But even ignoring the rest of the tabletop RPG market, there are obvious questions Ewalt either refused to ask or chose to not report on. Is it wise for Wizards to go without publishing any new rules supplements while rebuilding their brand for the third time in just over ten years? Is establishing a large print library still a viable business model? Why push to modernize D&D when there’s a clear demand for old school rules sets? How successful was D&D Insider, Wizards’ subscription-based online D&D encyclopedia and player utility? If D&D is so influential as a RPG, why haven’t there been any first or second-tier D&D videogames in the last 10 years? What were the battles that went on behind the scenes during each redesign? And with Wizards’ manpower and renewed interest in the hobby, why has D&D lost ground to competitors like Paizo Publishing?
These are the types of questions I’d expect a history of Dungeons & Dragons to address. But the disclaimer that this book is for a mainstream audience aside, Of Dice and Men is neither for the hardcore nor the non-existent curious outsider. It’s for Ewalt. A good portion of the book is dedicated to the fictionalization of his own D&D adventures. It’s meant to convey the mindscape of a play session, but even in the introductory chapters it comes across as a cringeworthy act of ego.

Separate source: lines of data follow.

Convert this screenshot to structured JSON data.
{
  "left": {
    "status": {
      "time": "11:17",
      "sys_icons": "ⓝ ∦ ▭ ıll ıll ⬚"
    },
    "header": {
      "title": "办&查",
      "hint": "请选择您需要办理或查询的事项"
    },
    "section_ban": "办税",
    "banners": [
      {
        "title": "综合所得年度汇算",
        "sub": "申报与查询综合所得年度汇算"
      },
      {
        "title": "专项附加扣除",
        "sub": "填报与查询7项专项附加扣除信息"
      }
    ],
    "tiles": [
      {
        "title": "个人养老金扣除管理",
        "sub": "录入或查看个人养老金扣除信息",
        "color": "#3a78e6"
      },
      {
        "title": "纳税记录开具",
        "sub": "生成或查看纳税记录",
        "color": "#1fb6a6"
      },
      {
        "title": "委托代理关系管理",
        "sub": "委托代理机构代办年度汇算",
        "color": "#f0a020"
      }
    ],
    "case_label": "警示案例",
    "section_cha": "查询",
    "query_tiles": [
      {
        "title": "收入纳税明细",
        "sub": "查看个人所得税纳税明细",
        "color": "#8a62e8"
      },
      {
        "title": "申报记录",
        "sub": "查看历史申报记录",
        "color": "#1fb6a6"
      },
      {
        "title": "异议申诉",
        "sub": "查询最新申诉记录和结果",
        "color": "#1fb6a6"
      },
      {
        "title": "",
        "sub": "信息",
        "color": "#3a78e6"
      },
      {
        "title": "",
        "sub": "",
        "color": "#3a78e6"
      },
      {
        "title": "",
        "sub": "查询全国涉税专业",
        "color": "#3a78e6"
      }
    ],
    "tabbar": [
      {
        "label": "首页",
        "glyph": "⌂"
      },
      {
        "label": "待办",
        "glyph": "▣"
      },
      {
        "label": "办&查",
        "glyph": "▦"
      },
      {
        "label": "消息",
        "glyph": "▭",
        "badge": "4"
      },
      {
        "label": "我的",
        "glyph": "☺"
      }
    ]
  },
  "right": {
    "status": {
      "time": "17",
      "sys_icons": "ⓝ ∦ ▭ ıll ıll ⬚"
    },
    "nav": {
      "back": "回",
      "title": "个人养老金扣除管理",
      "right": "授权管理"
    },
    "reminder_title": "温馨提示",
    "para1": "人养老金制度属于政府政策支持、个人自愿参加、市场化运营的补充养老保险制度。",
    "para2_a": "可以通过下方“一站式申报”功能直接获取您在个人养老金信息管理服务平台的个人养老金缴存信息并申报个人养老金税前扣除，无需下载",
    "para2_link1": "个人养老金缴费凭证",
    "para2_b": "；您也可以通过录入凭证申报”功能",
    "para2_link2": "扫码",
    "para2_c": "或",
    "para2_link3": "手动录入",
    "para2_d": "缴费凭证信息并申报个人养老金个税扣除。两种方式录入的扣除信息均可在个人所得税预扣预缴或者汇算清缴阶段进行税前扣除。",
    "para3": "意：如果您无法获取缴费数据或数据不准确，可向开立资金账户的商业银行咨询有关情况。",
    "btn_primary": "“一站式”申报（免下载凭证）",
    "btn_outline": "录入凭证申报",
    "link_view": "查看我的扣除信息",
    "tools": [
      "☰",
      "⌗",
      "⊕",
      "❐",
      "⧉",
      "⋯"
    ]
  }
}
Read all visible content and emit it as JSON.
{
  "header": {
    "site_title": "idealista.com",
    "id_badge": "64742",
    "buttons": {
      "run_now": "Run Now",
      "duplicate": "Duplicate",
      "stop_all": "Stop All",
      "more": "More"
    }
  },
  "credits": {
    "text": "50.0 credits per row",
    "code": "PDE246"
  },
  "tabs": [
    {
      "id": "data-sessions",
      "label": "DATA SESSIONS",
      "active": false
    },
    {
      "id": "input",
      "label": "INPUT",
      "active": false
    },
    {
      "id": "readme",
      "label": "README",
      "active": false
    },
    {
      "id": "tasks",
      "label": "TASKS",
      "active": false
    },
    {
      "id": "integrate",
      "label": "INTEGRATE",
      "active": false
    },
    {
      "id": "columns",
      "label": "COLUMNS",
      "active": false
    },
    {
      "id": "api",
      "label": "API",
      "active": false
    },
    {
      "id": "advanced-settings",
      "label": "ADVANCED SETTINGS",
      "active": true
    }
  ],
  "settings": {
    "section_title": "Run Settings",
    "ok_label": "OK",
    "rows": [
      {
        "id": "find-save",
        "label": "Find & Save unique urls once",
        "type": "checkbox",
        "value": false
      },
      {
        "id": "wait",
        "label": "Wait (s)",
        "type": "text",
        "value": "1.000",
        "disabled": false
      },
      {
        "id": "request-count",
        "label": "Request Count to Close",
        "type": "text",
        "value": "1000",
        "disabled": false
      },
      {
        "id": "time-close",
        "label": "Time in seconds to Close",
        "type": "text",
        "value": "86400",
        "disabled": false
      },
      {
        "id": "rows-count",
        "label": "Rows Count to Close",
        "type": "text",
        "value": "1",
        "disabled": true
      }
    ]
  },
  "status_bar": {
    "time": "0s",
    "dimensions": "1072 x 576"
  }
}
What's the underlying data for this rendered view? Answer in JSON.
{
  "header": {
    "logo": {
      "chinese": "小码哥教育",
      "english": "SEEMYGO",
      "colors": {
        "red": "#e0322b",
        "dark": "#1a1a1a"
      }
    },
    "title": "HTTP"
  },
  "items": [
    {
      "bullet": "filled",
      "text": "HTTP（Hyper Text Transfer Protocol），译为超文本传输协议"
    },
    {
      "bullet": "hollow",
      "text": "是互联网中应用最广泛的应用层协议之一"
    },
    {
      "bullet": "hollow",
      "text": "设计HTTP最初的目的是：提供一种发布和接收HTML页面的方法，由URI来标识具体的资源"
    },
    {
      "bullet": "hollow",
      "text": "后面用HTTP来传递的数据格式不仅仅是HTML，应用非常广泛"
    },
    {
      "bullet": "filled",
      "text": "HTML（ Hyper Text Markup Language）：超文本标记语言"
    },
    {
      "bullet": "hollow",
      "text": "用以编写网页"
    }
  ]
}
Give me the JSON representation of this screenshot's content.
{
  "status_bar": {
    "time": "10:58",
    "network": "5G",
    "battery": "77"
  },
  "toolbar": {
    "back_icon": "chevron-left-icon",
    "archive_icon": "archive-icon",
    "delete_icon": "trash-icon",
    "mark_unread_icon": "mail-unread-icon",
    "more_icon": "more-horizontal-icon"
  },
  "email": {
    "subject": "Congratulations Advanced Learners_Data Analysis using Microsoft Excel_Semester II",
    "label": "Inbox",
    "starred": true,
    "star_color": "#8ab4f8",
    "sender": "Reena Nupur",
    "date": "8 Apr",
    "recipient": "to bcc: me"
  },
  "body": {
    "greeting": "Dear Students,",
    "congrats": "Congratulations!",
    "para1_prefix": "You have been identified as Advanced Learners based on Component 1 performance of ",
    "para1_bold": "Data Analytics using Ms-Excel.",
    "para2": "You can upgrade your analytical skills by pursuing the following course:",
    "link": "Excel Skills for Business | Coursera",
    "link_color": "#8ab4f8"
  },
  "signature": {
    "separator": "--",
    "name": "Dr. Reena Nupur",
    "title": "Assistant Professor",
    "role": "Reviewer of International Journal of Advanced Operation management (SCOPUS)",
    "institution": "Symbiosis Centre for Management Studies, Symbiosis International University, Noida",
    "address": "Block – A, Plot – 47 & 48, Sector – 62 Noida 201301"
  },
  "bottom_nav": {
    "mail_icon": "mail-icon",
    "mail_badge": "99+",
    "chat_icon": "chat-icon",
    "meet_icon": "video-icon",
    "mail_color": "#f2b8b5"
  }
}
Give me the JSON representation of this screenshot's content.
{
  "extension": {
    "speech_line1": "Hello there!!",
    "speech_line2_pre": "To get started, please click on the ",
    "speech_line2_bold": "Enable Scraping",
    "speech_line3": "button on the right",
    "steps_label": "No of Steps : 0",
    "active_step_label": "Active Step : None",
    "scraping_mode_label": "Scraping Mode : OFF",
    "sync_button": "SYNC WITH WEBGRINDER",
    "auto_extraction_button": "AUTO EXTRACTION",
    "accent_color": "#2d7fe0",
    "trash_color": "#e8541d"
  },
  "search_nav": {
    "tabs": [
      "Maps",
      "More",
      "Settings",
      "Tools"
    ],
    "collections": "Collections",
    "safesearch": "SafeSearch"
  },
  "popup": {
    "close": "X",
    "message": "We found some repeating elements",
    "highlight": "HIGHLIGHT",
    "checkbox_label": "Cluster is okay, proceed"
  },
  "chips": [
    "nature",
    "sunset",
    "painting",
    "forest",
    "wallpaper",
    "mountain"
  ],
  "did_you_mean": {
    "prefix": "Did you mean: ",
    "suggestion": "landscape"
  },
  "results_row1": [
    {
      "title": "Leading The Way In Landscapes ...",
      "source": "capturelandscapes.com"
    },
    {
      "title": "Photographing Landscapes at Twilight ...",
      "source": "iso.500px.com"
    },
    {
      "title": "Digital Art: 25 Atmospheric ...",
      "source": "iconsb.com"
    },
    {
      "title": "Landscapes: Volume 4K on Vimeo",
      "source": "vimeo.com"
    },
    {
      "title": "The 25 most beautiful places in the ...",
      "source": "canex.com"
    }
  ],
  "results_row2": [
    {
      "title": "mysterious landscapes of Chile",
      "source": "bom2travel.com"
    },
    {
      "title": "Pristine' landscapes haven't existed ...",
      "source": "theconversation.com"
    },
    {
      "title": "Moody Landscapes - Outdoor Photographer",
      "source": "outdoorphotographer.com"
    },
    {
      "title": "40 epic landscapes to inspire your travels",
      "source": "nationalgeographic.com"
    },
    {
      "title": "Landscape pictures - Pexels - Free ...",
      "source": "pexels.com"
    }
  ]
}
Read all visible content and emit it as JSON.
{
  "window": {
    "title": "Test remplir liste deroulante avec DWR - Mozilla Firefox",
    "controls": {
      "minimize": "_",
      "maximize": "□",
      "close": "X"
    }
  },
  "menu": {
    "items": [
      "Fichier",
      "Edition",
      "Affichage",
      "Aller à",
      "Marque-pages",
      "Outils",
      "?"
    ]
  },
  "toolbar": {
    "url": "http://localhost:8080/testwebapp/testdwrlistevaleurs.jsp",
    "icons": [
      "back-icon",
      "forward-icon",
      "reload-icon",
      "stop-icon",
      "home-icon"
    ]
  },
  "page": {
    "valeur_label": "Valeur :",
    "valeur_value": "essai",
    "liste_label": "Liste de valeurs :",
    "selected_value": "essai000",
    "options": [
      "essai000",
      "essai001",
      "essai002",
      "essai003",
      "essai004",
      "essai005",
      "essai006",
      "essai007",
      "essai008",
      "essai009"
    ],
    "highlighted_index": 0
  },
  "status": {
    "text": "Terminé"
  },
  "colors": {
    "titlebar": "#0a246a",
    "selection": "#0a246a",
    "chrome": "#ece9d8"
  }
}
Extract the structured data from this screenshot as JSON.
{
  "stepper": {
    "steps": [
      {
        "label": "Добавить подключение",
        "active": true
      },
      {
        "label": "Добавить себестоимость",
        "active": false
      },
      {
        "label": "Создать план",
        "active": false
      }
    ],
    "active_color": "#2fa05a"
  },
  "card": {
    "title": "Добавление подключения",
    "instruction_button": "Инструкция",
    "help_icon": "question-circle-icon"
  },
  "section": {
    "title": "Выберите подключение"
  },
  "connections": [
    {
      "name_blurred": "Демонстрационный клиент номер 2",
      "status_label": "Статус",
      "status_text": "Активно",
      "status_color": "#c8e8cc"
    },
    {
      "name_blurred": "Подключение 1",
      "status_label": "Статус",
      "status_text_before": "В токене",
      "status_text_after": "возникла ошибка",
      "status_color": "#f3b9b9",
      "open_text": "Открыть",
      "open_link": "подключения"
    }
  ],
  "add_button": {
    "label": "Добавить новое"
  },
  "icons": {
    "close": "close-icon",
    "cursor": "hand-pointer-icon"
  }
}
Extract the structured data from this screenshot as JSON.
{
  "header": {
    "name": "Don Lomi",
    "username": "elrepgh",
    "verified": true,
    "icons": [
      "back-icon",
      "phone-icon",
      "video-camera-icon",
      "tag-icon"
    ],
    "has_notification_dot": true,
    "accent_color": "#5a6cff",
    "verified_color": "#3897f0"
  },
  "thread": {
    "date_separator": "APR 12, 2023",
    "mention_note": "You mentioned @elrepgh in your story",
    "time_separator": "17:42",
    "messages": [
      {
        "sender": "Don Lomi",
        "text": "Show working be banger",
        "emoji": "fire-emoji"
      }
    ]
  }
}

One of the first rules of gaming etiquette you learn is that no one wants to hear about your character. Ewalt violates this rule throughout the book, both in the fictional asides and descriptions of his own play sessions and world design. To make matters more confusing, the campaign he describes isn’t even typical of a 3.5 experience. It’s set in a modern day world ruled by vampires and uses fantasy classes for player characters. While this is obviously a matter of personal choice, it’s much more likely that anyone playing a contemporary horror or fantasy game would be using The Dresden Files RPG or Call of Cthulhu.
That’s par for the course for Of Dice And Men, which is more about the author’s personal experience rediscovering the hobby than even a passable overview of D&D and its legacy. Ewalt would rather footnote spell statistics he’s readily familiar with than cite facts, which are instead relegated to lazy bookmarks in the afterward (at least on the Kindle version). It’s a rules-light approach to journalism and about as interesting as listening to someone tell you about their character implies.